__Stored data__:
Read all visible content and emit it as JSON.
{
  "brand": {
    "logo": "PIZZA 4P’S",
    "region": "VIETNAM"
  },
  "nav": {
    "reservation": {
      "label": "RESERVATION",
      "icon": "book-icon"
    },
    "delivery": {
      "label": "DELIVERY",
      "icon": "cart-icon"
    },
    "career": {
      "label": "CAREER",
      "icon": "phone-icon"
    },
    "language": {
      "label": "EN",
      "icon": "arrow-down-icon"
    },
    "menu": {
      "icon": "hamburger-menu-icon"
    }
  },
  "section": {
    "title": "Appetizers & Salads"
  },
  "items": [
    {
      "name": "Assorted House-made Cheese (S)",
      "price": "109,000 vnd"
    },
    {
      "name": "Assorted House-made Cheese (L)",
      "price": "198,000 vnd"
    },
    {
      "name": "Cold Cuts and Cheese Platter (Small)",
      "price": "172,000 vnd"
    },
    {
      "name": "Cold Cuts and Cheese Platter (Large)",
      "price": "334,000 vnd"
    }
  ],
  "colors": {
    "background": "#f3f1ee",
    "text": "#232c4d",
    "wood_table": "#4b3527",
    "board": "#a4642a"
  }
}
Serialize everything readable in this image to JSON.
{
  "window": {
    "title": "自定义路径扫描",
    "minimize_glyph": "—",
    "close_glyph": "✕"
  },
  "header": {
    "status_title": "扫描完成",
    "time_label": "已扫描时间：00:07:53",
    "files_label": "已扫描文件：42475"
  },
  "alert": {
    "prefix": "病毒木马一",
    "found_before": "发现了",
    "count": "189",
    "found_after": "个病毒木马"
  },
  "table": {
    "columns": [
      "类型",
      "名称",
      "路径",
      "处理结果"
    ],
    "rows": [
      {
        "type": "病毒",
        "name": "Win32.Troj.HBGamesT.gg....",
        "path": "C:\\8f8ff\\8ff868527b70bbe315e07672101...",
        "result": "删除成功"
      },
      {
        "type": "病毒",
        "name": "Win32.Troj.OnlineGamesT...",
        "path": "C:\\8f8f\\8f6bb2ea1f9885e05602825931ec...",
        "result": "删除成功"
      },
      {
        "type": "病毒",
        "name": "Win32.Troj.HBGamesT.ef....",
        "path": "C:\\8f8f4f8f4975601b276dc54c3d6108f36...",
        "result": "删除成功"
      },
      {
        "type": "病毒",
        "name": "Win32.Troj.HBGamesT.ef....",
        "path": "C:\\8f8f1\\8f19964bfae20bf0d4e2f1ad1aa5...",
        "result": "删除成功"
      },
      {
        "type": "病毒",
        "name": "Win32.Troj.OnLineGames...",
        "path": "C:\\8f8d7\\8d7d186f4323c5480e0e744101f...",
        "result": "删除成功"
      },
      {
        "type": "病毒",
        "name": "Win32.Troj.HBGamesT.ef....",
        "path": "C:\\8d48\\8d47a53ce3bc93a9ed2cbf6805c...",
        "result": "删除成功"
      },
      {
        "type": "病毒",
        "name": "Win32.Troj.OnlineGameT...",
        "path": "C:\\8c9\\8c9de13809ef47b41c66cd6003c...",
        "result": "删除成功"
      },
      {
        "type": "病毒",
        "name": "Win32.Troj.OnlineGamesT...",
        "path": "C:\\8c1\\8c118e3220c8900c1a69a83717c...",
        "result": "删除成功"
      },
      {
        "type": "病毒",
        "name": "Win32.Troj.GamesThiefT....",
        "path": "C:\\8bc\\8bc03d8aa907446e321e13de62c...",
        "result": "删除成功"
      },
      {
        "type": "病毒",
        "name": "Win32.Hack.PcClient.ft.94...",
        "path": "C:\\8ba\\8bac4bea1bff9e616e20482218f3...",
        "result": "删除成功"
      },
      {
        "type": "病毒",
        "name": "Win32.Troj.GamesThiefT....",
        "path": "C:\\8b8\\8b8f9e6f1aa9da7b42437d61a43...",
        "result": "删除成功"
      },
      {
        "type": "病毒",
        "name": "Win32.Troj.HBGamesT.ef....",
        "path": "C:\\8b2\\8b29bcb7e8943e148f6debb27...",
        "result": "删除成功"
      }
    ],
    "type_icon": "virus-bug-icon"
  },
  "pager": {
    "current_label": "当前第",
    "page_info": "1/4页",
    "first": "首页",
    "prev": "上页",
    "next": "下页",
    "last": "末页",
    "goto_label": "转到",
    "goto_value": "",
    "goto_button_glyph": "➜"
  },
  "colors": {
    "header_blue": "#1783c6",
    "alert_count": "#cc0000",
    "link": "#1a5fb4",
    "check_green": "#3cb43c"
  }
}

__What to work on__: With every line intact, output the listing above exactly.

__Solved problem__:
Read all visible content and emit it as JSON.
{
  "brand": {
    "logo": "PIZZA 4P’S",
    "region": "VIETNAM"
  },
  "nav": {
    "reservation": {
      "label": "RESERVATION",
      "icon": "book-icon"
    },
    "delivery": {
      "label": "DELIVERY",
      "icon": "cart-icon"
    },
    "career": {
      "label": "CAREER",
      "icon": "phone-icon"
    },
    "language": {
      "label": "EN",
      "icon": "arrow-down-icon"
    },
    "menu": {
      "icon": "hamburger-menu-icon"
    }
  },
  "section": {
    "title": "Appetizers & Salads"
  },
  "items": [
    {
      "name": "Assorted House-made Cheese (S)",
      "price": "109,000 vnd"
    },
    {
      "name": "Assorted House-made Cheese (L)",
      "price": "198,000 vnd"
    },
    {
      "name": "Cold Cuts and Cheese Platter (Small)",
      "price": "172,000 vnd"
    },
    {
      "name": "Cold Cuts and Cheese Platter (Large)",
      "price": "334,000 vnd"
    }
  ],
  "colors": {
    "background": "#f3f1ee",
    "text": "#232c4d",
    "wood_table": "#4b3527",
    "board": "#a4642a"
  }
}
Serialize everything readable in this image to JSON.
{
  "window": {
    "title": "自定义路径扫描",
    "minimize_glyph": "—",
    "close_glyph": "✕"
  },
  "header": {
    "status_title": "扫描完成",
    "time_label": "已扫描时间：00:07:53",
    "files_label": "已扫描文件：42475"
  },
  "alert": {
    "prefix": "病毒木马一",
    "found_before": "发现了",
    "count": "189",
    "found_after": "个病毒木马"
  },
  "table": {
    "columns": [
      "类型",
      "名称",
      "路径",
      "处理结果"
    ],
    "rows": [
      {
        "type": "病毒",
        "name": "Win32.Troj.HBGamesT.gg....",
        "path": "C:\\8f8ff\\8ff868527b70bbe315e07672101...",
        "result": "删除成功"
      },
      {
        "type": "病毒",
        "name": "Win32.Troj.OnlineGamesT...",
        "path": "C:\\8f8f\\8f6bb2ea1f9885e05602825931ec...",
        "result": "删除成功"
      },
      {
        "type": "病毒",
        "name": "Win32.Troj.HBGamesT.ef....",
        "path": "C:\\8f8f4f8f4975601b276dc54c3d6108f36...",
        "result": "删除成功"
      },
      {
        "type": "病毒",
        "name": "Win32.Troj.HBGamesT.ef....",
        "path": "C:\\8f8f1\\8f19964bfae20bf0d4e2f1ad1aa5...",
        "result": "删除成功"
      },
      {
        "type": "病毒",
        "name": "Win32.Troj.OnLineGames...",
        "path": "C:\\8f8d7\\8d7d186f4323c5480e0e744101f...",
        "result": "删除成功"
      },
      {
        "type": "病毒",
        "name": "Win32.Troj.HBGamesT.ef....",
        "path": "C:\\8d48\\8d47a53ce3bc93a9ed2cbf6805c...",
        "result": "删除成功"
      },
      {
        "type": "病毒",
        "name": "Win32.Troj.OnlineGameT...",
        "path": "C:\\8c9\\8c9de13809ef47b41c66cd6003c...",
        "result": "删除成功"
      },
      {
        "type": "病毒",
        "name": "Win32.Troj.OnlineGamesT...",
        "path": "C:\\8c1\\8c118e3220c8900c1a69a83717c...",
        "result": "删除成功"
      },
      {
        "type": "病毒",
        "name": "Win32.Troj.GamesThiefT....",
        "path": "C:\\8bc\\8bc03d8aa907446e321e13de62c...",
        "result": "删除成功"
      },
      {
        "type": "病毒",
        "name": "Win32.Hack.PcClient.ft.94...",
        "path": "C:\\8ba\\8bac4bea1bff9e616e20482218f3...",
        "result": "删除成功"
      },
      {
        "type": "病毒",
        "name": "Win32.Troj.GamesThiefT....",
        "path": "C:\\8b8\\8b8f9e6f1aa9da7b42437d61a43...",
        "result": "删除成功"
      },
      {
        "type": "病毒",
        "name": "Win32.Troj.HBGamesT.ef....",
        "path": "C:\\8b2\\8b29bcb7e8943e148f6debb27...",
        "result": "删除成功"
      }
    ],
    "type_icon": "virus-bug-icon"
  },
  "pager": {
    "current_label": "当前第",
    "page_info": "1/4页",
    "first": "首页",
    "prev": "上页",
    "next": "下页",
    "last": "末页",
    "goto_label": "转到",
    "goto_value": "",
    "goto_button_glyph": "➜"
  },
  "colors": {
    "header_blue": "#1783c6",
    "alert_count": "#cc0000",
    "link": "#1a5fb4",
    "check_green": "#3cb43c"
  }
}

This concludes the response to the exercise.